─── Data provided ───
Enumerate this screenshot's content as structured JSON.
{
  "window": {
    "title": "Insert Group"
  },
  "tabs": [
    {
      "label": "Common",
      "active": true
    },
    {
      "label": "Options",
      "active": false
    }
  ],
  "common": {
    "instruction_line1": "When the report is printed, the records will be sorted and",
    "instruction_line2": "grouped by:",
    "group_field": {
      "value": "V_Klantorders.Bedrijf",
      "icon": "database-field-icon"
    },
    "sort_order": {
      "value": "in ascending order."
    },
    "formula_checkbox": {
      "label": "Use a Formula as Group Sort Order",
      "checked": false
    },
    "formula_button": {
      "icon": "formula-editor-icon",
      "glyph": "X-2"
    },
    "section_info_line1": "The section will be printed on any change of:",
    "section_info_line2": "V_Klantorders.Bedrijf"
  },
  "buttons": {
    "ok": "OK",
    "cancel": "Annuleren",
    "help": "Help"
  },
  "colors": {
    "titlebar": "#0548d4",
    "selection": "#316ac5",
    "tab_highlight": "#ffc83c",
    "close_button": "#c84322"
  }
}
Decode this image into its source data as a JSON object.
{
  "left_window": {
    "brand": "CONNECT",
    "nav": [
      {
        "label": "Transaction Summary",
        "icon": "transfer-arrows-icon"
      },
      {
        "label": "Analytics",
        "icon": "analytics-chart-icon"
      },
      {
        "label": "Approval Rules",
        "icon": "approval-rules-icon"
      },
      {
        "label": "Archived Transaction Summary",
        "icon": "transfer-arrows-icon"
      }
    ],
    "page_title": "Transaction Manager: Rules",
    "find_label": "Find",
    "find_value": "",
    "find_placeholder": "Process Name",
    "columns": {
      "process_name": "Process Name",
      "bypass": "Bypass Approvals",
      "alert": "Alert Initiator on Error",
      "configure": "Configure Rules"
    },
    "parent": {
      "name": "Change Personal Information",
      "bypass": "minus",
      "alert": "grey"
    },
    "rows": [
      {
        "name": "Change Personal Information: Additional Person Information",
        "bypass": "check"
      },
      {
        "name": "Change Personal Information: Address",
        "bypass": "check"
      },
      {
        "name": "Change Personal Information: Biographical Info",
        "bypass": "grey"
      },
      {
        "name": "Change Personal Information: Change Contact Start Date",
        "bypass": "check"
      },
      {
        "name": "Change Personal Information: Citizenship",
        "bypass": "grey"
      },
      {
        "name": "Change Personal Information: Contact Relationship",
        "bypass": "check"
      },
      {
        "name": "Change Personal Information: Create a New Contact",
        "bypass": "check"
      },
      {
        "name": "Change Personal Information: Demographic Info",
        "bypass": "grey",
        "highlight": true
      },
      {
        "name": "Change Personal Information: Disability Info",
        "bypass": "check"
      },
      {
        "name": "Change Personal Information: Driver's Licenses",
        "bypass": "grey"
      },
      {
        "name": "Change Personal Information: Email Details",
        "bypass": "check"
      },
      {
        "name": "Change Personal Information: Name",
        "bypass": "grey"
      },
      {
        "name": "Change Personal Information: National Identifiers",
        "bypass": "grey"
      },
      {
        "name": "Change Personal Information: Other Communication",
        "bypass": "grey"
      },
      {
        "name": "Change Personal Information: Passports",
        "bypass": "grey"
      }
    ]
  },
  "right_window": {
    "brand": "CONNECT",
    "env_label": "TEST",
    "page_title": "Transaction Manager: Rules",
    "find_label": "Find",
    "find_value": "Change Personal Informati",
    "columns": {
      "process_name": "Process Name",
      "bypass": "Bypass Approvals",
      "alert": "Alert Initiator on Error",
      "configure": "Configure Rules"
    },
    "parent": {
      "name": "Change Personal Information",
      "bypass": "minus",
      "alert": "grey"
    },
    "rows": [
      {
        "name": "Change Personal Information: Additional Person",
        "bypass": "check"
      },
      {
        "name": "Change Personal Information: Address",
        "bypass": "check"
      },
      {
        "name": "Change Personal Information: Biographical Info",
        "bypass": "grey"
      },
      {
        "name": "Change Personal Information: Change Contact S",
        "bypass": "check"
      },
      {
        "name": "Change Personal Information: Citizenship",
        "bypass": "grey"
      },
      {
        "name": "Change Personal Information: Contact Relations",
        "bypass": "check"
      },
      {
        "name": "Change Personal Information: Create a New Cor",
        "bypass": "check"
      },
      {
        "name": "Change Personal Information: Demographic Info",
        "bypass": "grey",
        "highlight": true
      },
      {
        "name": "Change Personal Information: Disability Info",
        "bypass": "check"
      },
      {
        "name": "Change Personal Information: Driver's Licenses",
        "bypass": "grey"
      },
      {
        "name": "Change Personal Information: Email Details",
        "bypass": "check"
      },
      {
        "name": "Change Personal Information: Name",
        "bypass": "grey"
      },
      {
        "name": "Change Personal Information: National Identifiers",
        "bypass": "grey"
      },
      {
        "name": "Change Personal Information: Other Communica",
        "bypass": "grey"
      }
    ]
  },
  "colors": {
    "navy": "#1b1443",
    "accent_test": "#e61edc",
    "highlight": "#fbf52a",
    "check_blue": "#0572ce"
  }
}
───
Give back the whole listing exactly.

Enumerate this screenshot's content as structured JSON.
{
  "window": {
    "title": "Insert Group"
  },
  "tabs": [
    {
      "label": "Common",
      "active": true
    },
    {
      "label": "Options",
      "active": false
    }
  ],
  "common": {
    "instruction_line1": "When the report is printed, the records will be sorted and",
    "instruction_line2": "grouped by:",
    "group_field": {
      "value": "V_Klantorders.Bedrijf",
      "icon": "database-field-icon"
    },
    "sort_order": {
      "value": "in ascending order."
    },
    "formula_checkbox": {
      "label": "Use a Formula as Group Sort Order",
      "checked": false
    },
    "formula_button": {
      "icon": "formula-editor-icon",
      "glyph": "X-2"
    },
    "section_info_line1": "The section will be printed on any change of:",
    "section_info_line2": "V_Klantorders.Bedrijf"
  },
  "buttons": {
    "ok": "OK",
    "cancel": "Annuleren",
    "help": "Help"
  },
  "colors": {
    "titlebar": "#0548d4",
    "selection": "#316ac5",
    "tab_highlight": "#ffc83c",
    "close_button": "#c84322"
  }
}
Decode this image into its source data as a JSON object.
{
  "left_window": {
    "brand": "CONNECT",
    "nav": [
      {
        "label": "Transaction Summary",
        "icon": "transfer-arrows-icon"
      },
      {
        "label": "Analytics",
        "icon": "analytics-chart-icon"
      },
      {
        "label": "Approval Rules",
        "icon": "approval-rules-icon"
      },
      {
        "label": "Archived Transaction Summary",
        "icon": "transfer-arrows-icon"
      }
    ],
    "page_title": "Transaction Manager: Rules",
    "find_label": "Find",
    "find_value": "",
    "find_placeholder": "Process Name",
    "columns": {
      "process_name": "Process Name",
      "bypass": "Bypass Approvals",
      "alert": "Alert Initiator on Error",
      "configure": "Configure Rules"
    },
    "parent": {
      "name": "Change Personal Information",
      "bypass": "minus",
      "alert": "grey"
    },
    "rows": [
      {
        "name": "Change Personal Information: Additional Person Information",
        "bypass": "check"
      },
      {
        "name": "Change Personal Information: Address",
        "bypass": "check"
      },
      {
        "name": "Change Personal Information: Biographical Info",
        "bypass": "grey"
      },
      {
        "name": "Change Personal Information: Change Contact Start Date",
        "bypass": "check"
      },
      {
        "name": "Change Personal Information: Citizenship",
        "bypass": "grey"
      },
      {
        "name": "Change Personal Information: Contact Relationship",
        "bypass": "check"
      },
      {
        "name": "Change Personal Information: Create a New Contact",
        "bypass": "check"
      },
      {
        "name": "Change Personal Information: Demographic Info",
        "bypass": "grey",
        "highlight": true
      },
      {
        "name": "Change Personal Information: Disability Info",
        "bypass": "check"
      },
      {
        "name": "Change Personal Information: Driver's Licenses",
        "bypass": "grey"
      },
      {
        "name": "Change Personal Information: Email Details",
        "bypass": "check"
      },
      {
        "name": "Change Personal Information: Name",
        "bypass": "grey"
      },
      {
        "name": "Change Personal Information: National Identifiers",
        "bypass": "grey"
      },
      {
        "name": "Change Personal Information: Other Communication",
        "bypass": "grey"
      },
      {
        "name": "Change Personal Information: Passports",
        "bypass": "grey"
      }
    ]
  },
  "right_window": {
    "brand": "CONNECT",
    "env_label": "TEST",
    "page_title": "Transaction Manager: Rules",
    "find_label": "Find",
    "find_value": "Change Personal Informati",
    "columns": {
      "process_name": "Process Name",
      "bypass": "Bypass Approvals",
      "alert": "Alert Initiator on Error",
      "configure": "Configure Rules"
    },
    "parent": {
      "name": "Change Personal Information",
      "bypass": "minus",
      "alert": "grey"
    },
    "rows": [
      {
        "name": "Change Personal Information: Additional Person",
        "bypass": "check"
      },
      {
        "name": "Change Personal Information: Address",
        "bypass": "check"
      },
      {
        "name": "Change Personal Information: Biographical Info",
        "bypass": "grey"
      },
      {
        "name": "Change Personal Information: Change Contact S",
        "bypass": "check"
      },
      {
        "name": "Change Personal Information: Citizenship",
        "bypass": "grey"
      },
      {
        "name": "Change Personal Information: Contact Relations",
        "bypass": "check"
      },
      {
        "name": "Change Personal Information: Create a New Cor",
        "bypass": "check"
      },
      {
        "name": "Change Personal Information: Demographic Info",
        "bypass": "grey",
        "highlight": true
      },
      {
        "name": "Change Personal Information: Disability Info",
        "bypass": "check"
      },
      {
        "name": "Change Personal Information: Driver's Licenses",
        "bypass": "grey"
      },
      {
        "name": "Change Personal Information: Email Details",
        "bypass": "check"
      },
      {
        "name": "Change Personal Information: Name",
        "bypass": "grey"
      },
      {
        "name": "Change Personal Information: National Identifiers",
        "bypass": "grey"
      },
      {
        "name": "Change Personal Information: Other Communica",
        "bypass": "grey"
      }
    ]
  },
  "colors": {
    "navy": "#1b1443",
    "accent_test": "#e61edc",
    "highlight": "#fbf52a",
    "check_blue": "#0572ce"
  }
}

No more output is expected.